Segment Start: Exercise inputs
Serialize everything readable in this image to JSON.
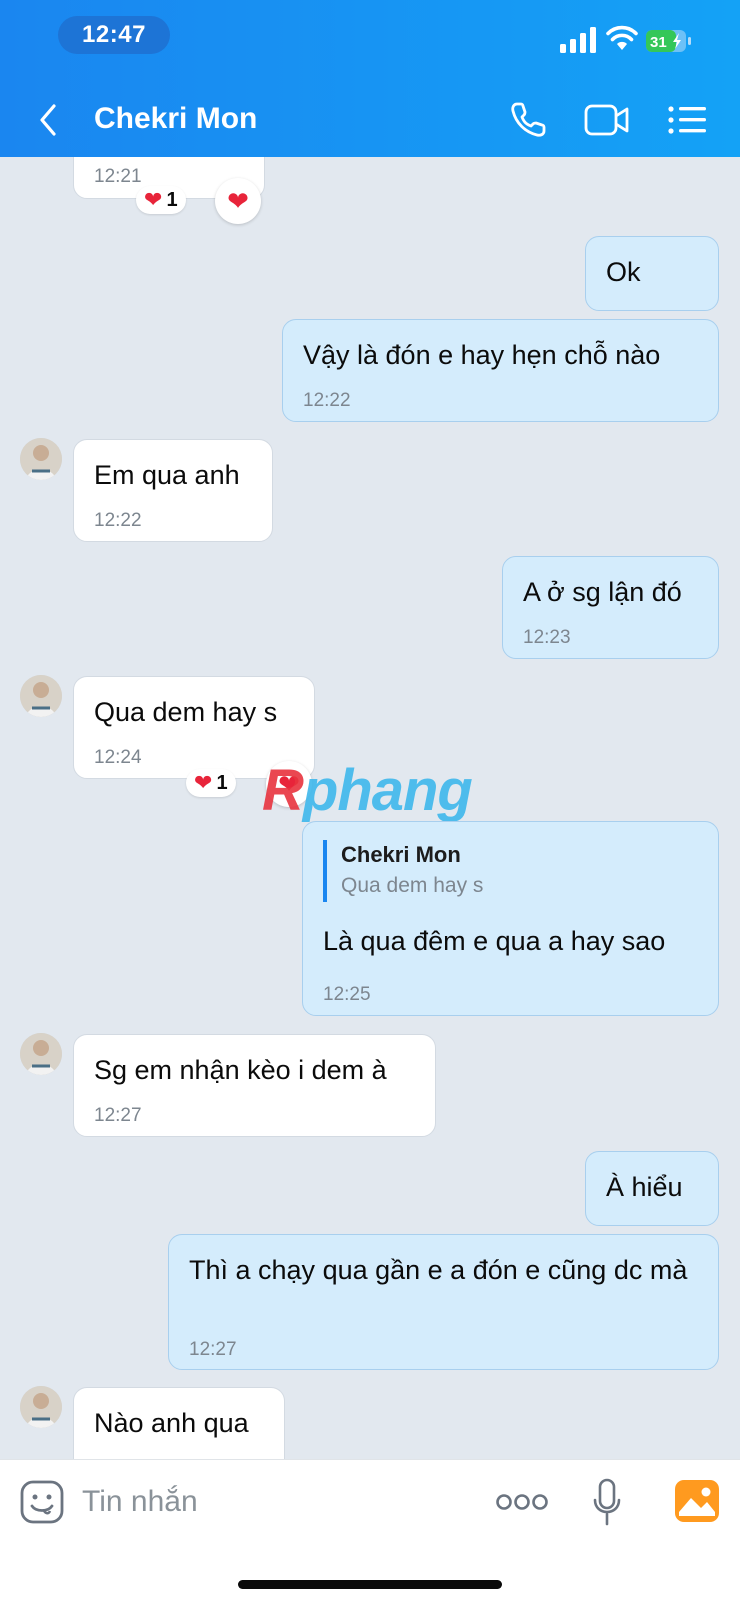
{
  "status_bar": {
    "time": "12:47",
    "battery": "31"
  },
  "header": {
    "title": "Chekri Mon"
  },
  "messages": [
    {
      "time": "12:21",
      "reaction_count": "1"
    },
    {
      "text": "Ok"
    },
    {
      "text": "Vậy là đón e hay hẹn chỗ nào",
      "time": "12:22"
    },
    {
      "text": "Em qua anh",
      "time": "12:22"
    },
    {
      "text": "A ở sg lận đó",
      "time": "12:23"
    },
    {
      "text": "Qua dem hay s",
      "time": "12:24",
      "reaction_count": "1"
    },
    {
      "quote_name": "Chekri Mon",
      "quote_text": "Qua dem hay s",
      "text": "Là qua đêm e qua a hay sao",
      "time": "12:25"
    },
    {
      "text": "Sg em nhận kèo i dem à",
      "time": "12:27"
    },
    {
      "text": "À hiểu"
    },
    {
      "text": "Thì a chạy qua gần e a đón e cũng dc mà",
      "time": "12:27"
    },
    {
      "text": "Nào anh qua"
    }
  ],
  "watermark": {
    "first": "R",
    "rest": "phang"
  },
  "input": {
    "placeholder": "Tin nhắn"
  },
  "colors": {
    "header": "#1a86f0",
    "outgoing_bubble": "#d4ecfc",
    "incoming_bubble": "#ffffff",
    "chat_bg": "#e2e8ef"
  }
}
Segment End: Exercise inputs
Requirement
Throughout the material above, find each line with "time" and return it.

Written solution
    "time": "12:47",
      "time": "12:21",
      "time": "12:22"
      "time": "12:22"
      "time": "12:23"
      "time": "12:24",
      "time": "12:25"
      "time": "12:27"
      "time": "12:27"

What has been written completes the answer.